My how the world has its priorities all messed up? I’ve seen more outrage over a lion being killed on an African hunt over the last 24 hours then I would ever care to see. I’ve seen more outrage over the last several weeks regarding the confederate flag’s defense then I’ve ever thought possible in the twenty-first century. My how we have our priorities all screwed up. I have seen more Christians champion these two causes (and many others over the years) that have made my stomach churn and my head shake in astonishment. Logic, simple logic has gone out of the window in favor of a rationale that defies the very word itself.
Well, I figured it was time that I write another reaction article to a piece someone shared on Facebook. Now this certainly isn’t a unique post, an article like this one comes across my feed almost daily where people share an article that doesn’t deserve any attention and usually they deal with how Christians bully other people. Granted, some Christians could use a lesson in grace, and some could use a lesson in tact. In the article authored by Stephen Mattson titled, “6 Bad Habits Christians Should Drop” he gives a rather brief list of things he deems harmful to Christianity.
This has been a long time coming and to be honest, its time. The topic I am about to tackle next is a topic that has taken me years to deal with in a tenable way. The title of this article, “Are We Freer than God” is a legitimate question. Most reading this will likely state that we are not. With this being said, what many are saying they believe verses what they actually believe are two very different things.
Last Wednesday night as I sat in a pew in my own church, another church experienced something straight out of a horror film. If you live in America, you know what I am referencing. A young white man, whom I will not name, walked into a church that was predominately black and asked if he could speak with the pastor. He then proceeded to shoot and kill 9 people, including the pastor.
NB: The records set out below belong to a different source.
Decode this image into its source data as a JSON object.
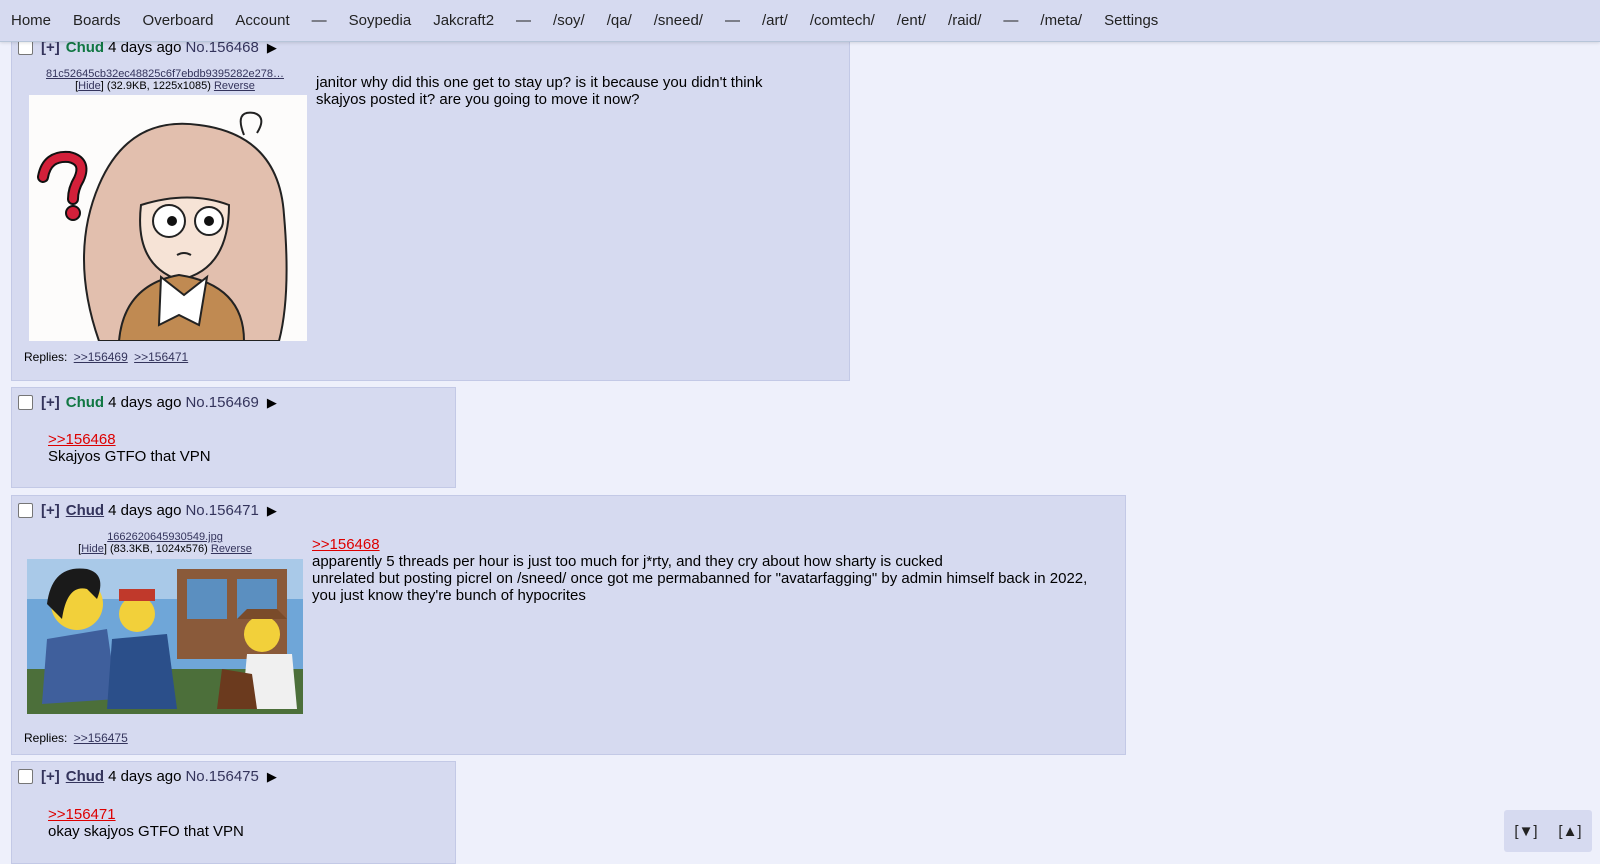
{
  "nav": {
    "items": [
      "Home",
      "Boards",
      "Overboard",
      "Account",
      "—",
      "Soypedia",
      "Jakcraft2",
      "—",
      "/soy/",
      "/qa/",
      "/sneed/",
      "—",
      "/art/",
      "/comtech/",
      "/ent/",
      "/raid/",
      "—",
      "/meta/",
      "Settings"
    ]
  },
  "posts": [
    {
      "expand": "[+]",
      "name": "Chud",
      "date": "4 days ago",
      "no": "No.156468",
      "arrow": "▶",
      "file": {
        "name": "81c52645cb32ec48825c6f7ebdb9395282e278…",
        "hide": "Hide",
        "meta": "(32.9KB, 1225x1085)",
        "reverse": "Reverse"
      },
      "lines": [
        "janitor why did this one get to stay up? is it because you didn't think",
        "skajyos posted it? are you going to move it now?"
      ],
      "replies_label": "Replies:",
      "replies": [
        ">>156469",
        ">>156471"
      ]
    },
    {
      "expand": "[+]",
      "name": "Chud",
      "date": "4 days ago",
      "no": "No.156469",
      "arrow": "▶",
      "quote": ">>156468",
      "lines": [
        "Skajyos GTFO that VPN"
      ]
    },
    {
      "expand": "[+]",
      "name": "Chud",
      "date": "4 days ago",
      "no": "No.156471",
      "arrow": "▶",
      "file": {
        "name": "1662620645930549.jpg",
        "hide": "Hide",
        "meta": "(83.3KB, 1024x576)",
        "reverse": "Reverse"
      },
      "quote": ">>156468",
      "lines": [
        "apparently 5 threads per hour is just too much for j*rty, and they cry about how sharty is cucked",
        "unrelated but posting picrel on /sneed/ once got me permabanned for \"avatarfagging\" by admin himself back in 2022,",
        "you just know they're bunch of hypocrites"
      ],
      "replies_label": "Replies:",
      "replies": [
        ">>156475"
      ]
    },
    {
      "expand": "[+]",
      "name": "Chud",
      "date": "4 days ago",
      "no": "No.156475",
      "arrow": "▶",
      "quote": ">>156471",
      "lines": [
        "okay skajyos GTFO that VPN"
      ]
    }
  ],
  "scroll": {
    "down": "[▼]",
    "up": "[▲]"
  }
}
Now, some are willing to make excuses for this young man stating mental illness, and instability or are diluted enough to believe that this entire scenario was not motivated by racism.
The trinity is one of Christianity’s oldest and most mysterious doctrines. It has been a topic of much discussion and was in fact one of the first theological areas that theologians attempted to flush out. I’m not going to go into all of that here (mostly because a few books could be written on the topic) but the point I am trying to make ring home is that throughout the church’s history, this has been a topic of importance to the church. For this very reason, it is something worth understanding (as best we can).
Christians can be silly sometimes. There are times that it appears that we argue some of the most ridiculous things. Committees will be started to discuss and decide what kind of flower should be on the stage, what color a wall should be painted, and what carpet should be used. We don’t just argue over carpet and wall color though, we also argue about issues like; the wearing of a hat in church or whether a person can wear shorts on a stage. If this sounds remarkably petty to you, that’s because it is.
I’ve been a Christian for some 15 years now, and have had the privilege of working with all different kinds of faith communities. I’ve witnessed a lot of differing approaches to ministry some of which are wildly successful and others that are wholly underwhelming. What is interesting is that in all of these relationships I have witnessed a very consistent undercurrent within the universal body in America.